Last December, I was lucky enough to get my hands on an Irex Iliad. E-readers are an emerging technology which haven’t yet caught on with the general public. In fact, many people don’t realize such things even exist – I’ve encountered many of these while reading on the bus. I thought that now that I’ve used and owned one for 6 months it would be a good time to share my experiences. This won’t be a review per se but more an description of what it is like to use an Iliad.
Lately, I have been watching a lot of Ghost in the Shell: SAC. In the show, the main antagonist is a Salinger-loving uber-hacker who has a tendency to replace faces in live video with his rotating-text logo. As with many of my projects, this piqued my interest, and sent me off coding. So, here to all of you, I debut the first version of my little python script, Warai, for replacing faces with logos. Hopefully I will add support for video in the future.

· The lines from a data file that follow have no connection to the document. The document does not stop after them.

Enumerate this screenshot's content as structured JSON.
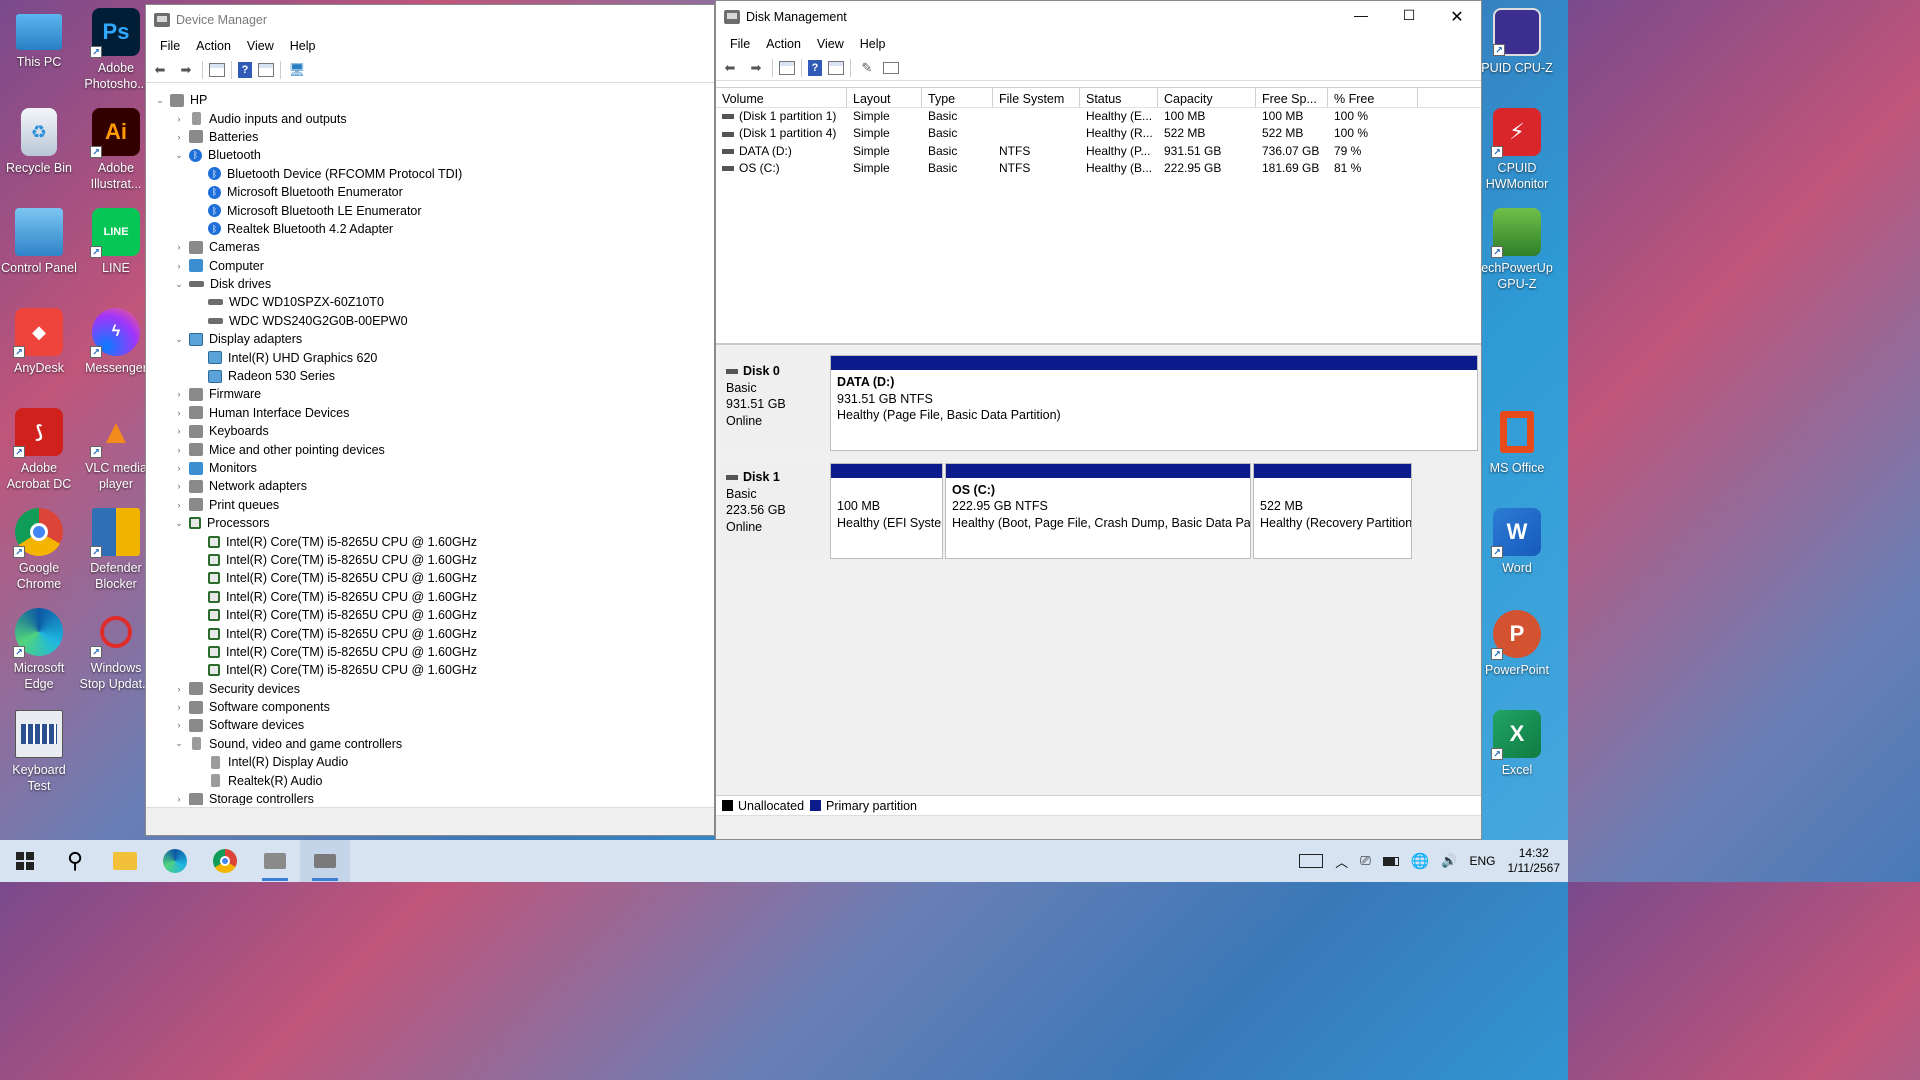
{
  "desktop": {
    "left_icons": [
      {
        "label": "This PC",
        "icon": "this-pc-icon"
      },
      {
        "label": "Adobe Photosho...",
        "icon": "photoshop-icon",
        "glyph": "Ps"
      },
      {
        "label": "Recycle Bin",
        "icon": "recycle-bin-icon"
      },
      {
        "label": "Adobe Illustrat...",
        "icon": "illustrator-icon",
        "glyph": "Ai"
      },
      {
        "label": "Control Panel",
        "icon": "control-panel-icon"
      },
      {
        "label": "LINE",
        "icon": "line-icon",
        "glyph": "LINE"
      },
      {
        "label": "AnyDesk",
        "icon": "anydesk-icon"
      },
      {
        "label": "Messenger",
        "icon": "messenger-icon"
      },
      {
        "label": "Adobe Acrobat DC",
        "icon": "acrobat-icon"
      },
      {
        "label": "VLC media player",
        "icon": "vlc-icon"
      },
      {
        "label": "Google Chrome",
        "icon": "chrome-icon"
      },
      {
        "label": "Defender Blocker",
        "icon": "defender-blocker-icon"
      },
      {
        "label": "Microsoft Edge",
        "icon": "edge-icon"
      },
      {
        "label": "Windows Stop Updat...",
        "icon": "windows-stop-update-icon"
      },
      {
        "label": "Keyboard Test",
        "icon": "keyboard-test-icon"
      }
    ],
    "right_icons": [
      {
        "label": "PUID CPU-Z",
        "icon": "cpuz-icon"
      },
      {
        "label": "CPUID HWMonitor",
        "icon": "hwmonitor-icon"
      },
      {
        "label": "echPowerUp GPU-Z",
        "icon": "gpuz-icon"
      },
      {
        "label": "MS Office",
        "icon": "ms-office-icon"
      },
      {
        "label": "Word",
        "icon": "word-icon",
        "glyph": "W"
      },
      {
        "label": "PowerPoint",
        "icon": "powerpoint-icon",
        "glyph": "P"
      },
      {
        "label": "Excel",
        "icon": "excel-icon",
        "glyph": "X"
      }
    ]
  },
  "device_manager": {
    "title": "Device Manager",
    "menu": [
      "File",
      "Action",
      "View",
      "Help"
    ],
    "tree": [
      {
        "label": "HP",
        "level": 0,
        "expander": "open",
        "icon": "computer-icon"
      },
      {
        "label": "Audio inputs and outputs",
        "level": 1,
        "expander": "closed",
        "icon": "speaker-icon"
      },
      {
        "label": "Batteries",
        "level": 1,
        "expander": "closed",
        "icon": "battery-icon"
      },
      {
        "label": "Bluetooth",
        "level": 1,
        "expander": "open",
        "icon": "bluetooth-icon"
      },
      {
        "label": "Bluetooth Device (RFCOMM Protocol TDI)",
        "level": 2,
        "icon": "bluetooth-icon"
      },
      {
        "label": "Microsoft Bluetooth Enumerator",
        "level": 2,
        "icon": "bluetooth-icon"
      },
      {
        "label": "Microsoft Bluetooth LE Enumerator",
        "level": 2,
        "icon": "bluetooth-icon"
      },
      {
        "label": "Realtek Bluetooth 4.2 Adapter",
        "level": 2,
        "icon": "bluetooth-icon"
      },
      {
        "label": "Cameras",
        "level": 1,
        "expander": "closed",
        "icon": "camera-icon"
      },
      {
        "label": "Computer",
        "level": 1,
        "expander": "closed",
        "icon": "monitor-icon"
      },
      {
        "label": "Disk drives",
        "level": 1,
        "expander": "open",
        "icon": "disk-drive-icon"
      },
      {
        "label": "WDC WD10SPZX-60Z10T0",
        "level": 2,
        "icon": "disk-drive-icon"
      },
      {
        "label": "WDC WDS240G2G0B-00EPW0",
        "level": 2,
        "icon": "disk-drive-icon"
      },
      {
        "label": "Display adapters",
        "level": 1,
        "expander": "open",
        "icon": "display-adapter-icon"
      },
      {
        "label": "Intel(R) UHD Graphics 620",
        "level": 2,
        "icon": "display-adapter-icon"
      },
      {
        "label": "Radeon 530 Series",
        "level": 2,
        "icon": "display-adapter-icon"
      },
      {
        "label": "Firmware",
        "level": 1,
        "expander": "closed",
        "icon": "firmware-icon"
      },
      {
        "label": "Human Interface Devices",
        "level": 1,
        "expander": "closed",
        "icon": "hid-icon"
      },
      {
        "label": "Keyboards",
        "level": 1,
        "expander": "closed",
        "icon": "keyboard-icon"
      },
      {
        "label": "Mice and other pointing devices",
        "level": 1,
        "expander": "closed",
        "icon": "mouse-icon"
      },
      {
        "label": "Monitors",
        "level": 1,
        "expander": "closed",
        "icon": "monitor-icon"
      },
      {
        "label": "Network adapters",
        "level": 1,
        "expander": "closed",
        "icon": "network-icon"
      },
      {
        "label": "Print queues",
        "level": 1,
        "expander": "closed",
        "icon": "printer-icon"
      },
      {
        "label": "Processors",
        "level": 1,
        "expander": "open",
        "icon": "processor-icon"
      },
      {
        "label": "Intel(R) Core(TM) i5-8265U CPU @ 1.60GHz",
        "level": 2,
        "icon": "processor-icon"
      },
      {
        "label": "Intel(R) Core(TM) i5-8265U CPU @ 1.60GHz",
        "level": 2,
        "icon": "processor-icon"
      },
      {
        "label": "Intel(R) Core(TM) i5-8265U CPU @ 1.60GHz",
        "level": 2,
        "icon": "processor-icon"
      },
      {
        "label": "Intel(R) Core(TM) i5-8265U CPU @ 1.60GHz",
        "level": 2,
        "icon": "processor-icon"
      },
      {
        "label": "Intel(R) Core(TM) i5-8265U CPU @ 1.60GHz",
        "level": 2,
        "icon": "processor-icon"
      },
      {
        "label": "Intel(R) Core(TM) i5-8265U CPU @ 1.60GHz",
        "level": 2,
        "icon": "processor-icon"
      },
      {
        "label": "Intel(R) Core(TM) i5-8265U CPU @ 1.60GHz",
        "level": 2,
        "icon": "processor-icon"
      },
      {
        "label": "Intel(R) Core(TM) i5-8265U CPU @ 1.60GHz",
        "level": 2,
        "icon": "processor-icon"
      },
      {
        "label": "Security devices",
        "level": 1,
        "expander": "closed",
        "icon": "security-icon"
      },
      {
        "label": "Software components",
        "level": 1,
        "expander": "closed",
        "icon": "software-component-icon"
      },
      {
        "label": "Software devices",
        "level": 1,
        "expander": "closed",
        "icon": "software-device-icon"
      },
      {
        "label": "Sound, video and game controllers",
        "level": 1,
        "expander": "open",
        "icon": "speaker-icon"
      },
      {
        "label": "Intel(R) Display Audio",
        "level": 2,
        "icon": "speaker-icon"
      },
      {
        "label": "Realtek(R) Audio",
        "level": 2,
        "icon": "speaker-icon"
      },
      {
        "label": "Storage controllers",
        "level": 1,
        "expander": "closed",
        "icon": "storage-controller-icon"
      }
    ]
  },
  "disk_management": {
    "title": "Disk Management",
    "menu": [
      "File",
      "Action",
      "View",
      "Help"
    ],
    "columns": [
      "Volume",
      "Layout",
      "Type",
      "File System",
      "Status",
      "Capacity",
      "Free Sp...",
      "% Free"
    ],
    "volumes": [
      [
        "(Disk 1 partition 1)",
        "Simple",
        "Basic",
        "",
        "Healthy (E...",
        "100 MB",
        "100 MB",
        "100 %"
      ],
      [
        "(Disk 1 partition 4)",
        "Simple",
        "Basic",
        "",
        "Healthy (R...",
        "522 MB",
        "522 MB",
        "100 %"
      ],
      [
        "DATA (D:)",
        "Simple",
        "Basic",
        "NTFS",
        "Healthy (P...",
        "931.51 GB",
        "736.07 GB",
        "79 %"
      ],
      [
        "OS (C:)",
        "Simple",
        "Basic",
        "NTFS",
        "Healthy (B...",
        "222.95 GB",
        "181.69 GB",
        "81 %"
      ]
    ],
    "disks": [
      {
        "name": "Disk 0",
        "type": "Basic",
        "size": "931.51 GB",
        "state": "Online",
        "partitions": [
          {
            "name": "DATA  (D:)",
            "size": "931.51 GB NTFS",
            "status": "Healthy (Page File, Basic Data Partition)"
          }
        ]
      },
      {
        "name": "Disk 1",
        "type": "Basic",
        "size": "223.56 GB",
        "state": "Online",
        "partitions": [
          {
            "name": "",
            "size": "100 MB",
            "status": "Healthy (EFI System Partition)"
          },
          {
            "name": "OS  (C:)",
            "size": "222.95 GB NTFS",
            "status": "Healthy (Boot, Page File, Crash Dump, Basic Data Partition)"
          },
          {
            "name": "",
            "size": "522 MB",
            "status": "Healthy (Recovery Partition)"
          }
        ]
      }
    ],
    "legend": [
      {
        "label": "Unallocated",
        "color": "#000000"
      },
      {
        "label": "Primary partition",
        "color": "#0b1b8c"
      }
    ]
  },
  "taskbar": {
    "items": [
      "start-icon",
      "search-icon",
      "file-explorer-icon",
      "edge-icon",
      "chrome-icon",
      "device-manager-icon",
      "disk-management-icon"
    ],
    "language": "ENG",
    "time": "14:32",
    "date": "1/11/2567"
  }
}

I had one of those frustrating days where you spend hours and hours searching around for what should be a simple coding solution, to no avail. Finally I was able to patch together enough disparate knowledge to achieve my goal: namely, storing and retrieving a java BitSet on a MySQL database. Below is the solution, which I hope might help any other unfortunate souls looking for this answer.

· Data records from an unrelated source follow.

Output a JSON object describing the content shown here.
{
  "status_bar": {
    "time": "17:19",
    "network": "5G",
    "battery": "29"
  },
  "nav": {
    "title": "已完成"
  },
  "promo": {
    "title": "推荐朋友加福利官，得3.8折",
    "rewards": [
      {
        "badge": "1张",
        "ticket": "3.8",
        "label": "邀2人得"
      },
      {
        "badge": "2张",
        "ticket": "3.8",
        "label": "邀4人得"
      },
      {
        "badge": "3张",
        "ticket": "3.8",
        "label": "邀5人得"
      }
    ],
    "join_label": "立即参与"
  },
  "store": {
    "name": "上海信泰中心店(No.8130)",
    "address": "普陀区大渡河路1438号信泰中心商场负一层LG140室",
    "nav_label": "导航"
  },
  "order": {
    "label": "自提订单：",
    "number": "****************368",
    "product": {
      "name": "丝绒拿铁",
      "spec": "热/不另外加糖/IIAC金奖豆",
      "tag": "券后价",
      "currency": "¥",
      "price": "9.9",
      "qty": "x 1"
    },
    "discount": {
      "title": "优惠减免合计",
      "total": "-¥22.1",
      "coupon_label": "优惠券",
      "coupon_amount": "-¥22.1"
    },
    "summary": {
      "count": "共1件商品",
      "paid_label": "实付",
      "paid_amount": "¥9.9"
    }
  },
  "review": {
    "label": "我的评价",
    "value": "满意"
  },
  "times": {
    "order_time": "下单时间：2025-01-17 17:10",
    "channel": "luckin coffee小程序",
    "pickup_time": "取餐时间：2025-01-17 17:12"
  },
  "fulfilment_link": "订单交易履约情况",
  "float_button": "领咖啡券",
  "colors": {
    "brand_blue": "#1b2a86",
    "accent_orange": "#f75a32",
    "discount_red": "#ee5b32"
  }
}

I thought I’d mirror Ben’s music post with one of my own. More detailed description of my musical tastes can be obtained through perusal of my last.fm account. If you don’t know, last.fm is an amazing service which logs song plays and contructs a profile for you with Neighbours (people with similar musical taste) and recommendations for similar artists. Plugins are available for pretty much any music player I’ve come across. In addition, through the audioscrobbler project, they provide a powerful interface to all this data which can be used to create applications.
Here are the records I’ve happened upon this summer and absolutely can’t get enough of. I realize two of these are over a decade old… I guess I’m a little behind the times, but they’re timeless classics anyways:

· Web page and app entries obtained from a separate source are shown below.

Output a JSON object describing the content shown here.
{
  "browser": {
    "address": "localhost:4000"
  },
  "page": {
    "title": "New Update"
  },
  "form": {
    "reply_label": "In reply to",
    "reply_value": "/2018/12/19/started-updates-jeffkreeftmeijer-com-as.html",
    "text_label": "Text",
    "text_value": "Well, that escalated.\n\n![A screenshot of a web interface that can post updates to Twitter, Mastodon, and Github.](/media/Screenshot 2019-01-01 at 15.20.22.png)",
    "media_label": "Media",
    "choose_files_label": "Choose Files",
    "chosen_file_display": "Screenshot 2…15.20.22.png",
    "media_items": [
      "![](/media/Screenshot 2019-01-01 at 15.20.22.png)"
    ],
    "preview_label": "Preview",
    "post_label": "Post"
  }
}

I’ve been finally getting back to doing some coding after a three-month hiatus. Working full time, and taking night classes was just too time consuming to work on any side projects. With coding, comes music. I think many people out there would agree with me that it is much easier to grind through a project if there is something in the background to listen to. Continue reading
ZOMG, FIRST POST!!1!!one!!
I am in Scotland for the summer, working as a software assistant in the lab of Dr. Mike Tyers at the Wellcome Trust Center for Cell Biology at the University of Edinburgh. Waiting in the airport before my flight over from Vancouver, I realized that I hadn’t packed a book, and my Irex Iliad was out of batteries… doh! As thrilled as I was at the prospect of Zoom Airline’s masterful film selections, I thought I’d better load the proverbial Dice of Entertainment Probability, and happened upon a wonderful little book in the airport bookstore:
I work at an electronics component retailer, much like the Radio Shack of lore (nothing premade, only parts). Now, we get mostly folks in who are there for business (lots of oilfield people), but from time to time, I am pleased to see an assortment of regular people who are interested in electronics. We get circuit-benders, robotics hobbyists, parents helping children build science projects. Continue reading
Normally I work Saturday mornings (thanks for the help Adriano), but today I had something much more important to do: protest bill C-61 at Jim Prentice’s Stampede Breakfast. I had some good conversations with passer-bys (especially those who didn’t already agree with us), had some delicious pancakes, and was witness to some of the most hilariously excellent alley-positioning ever: Continue reading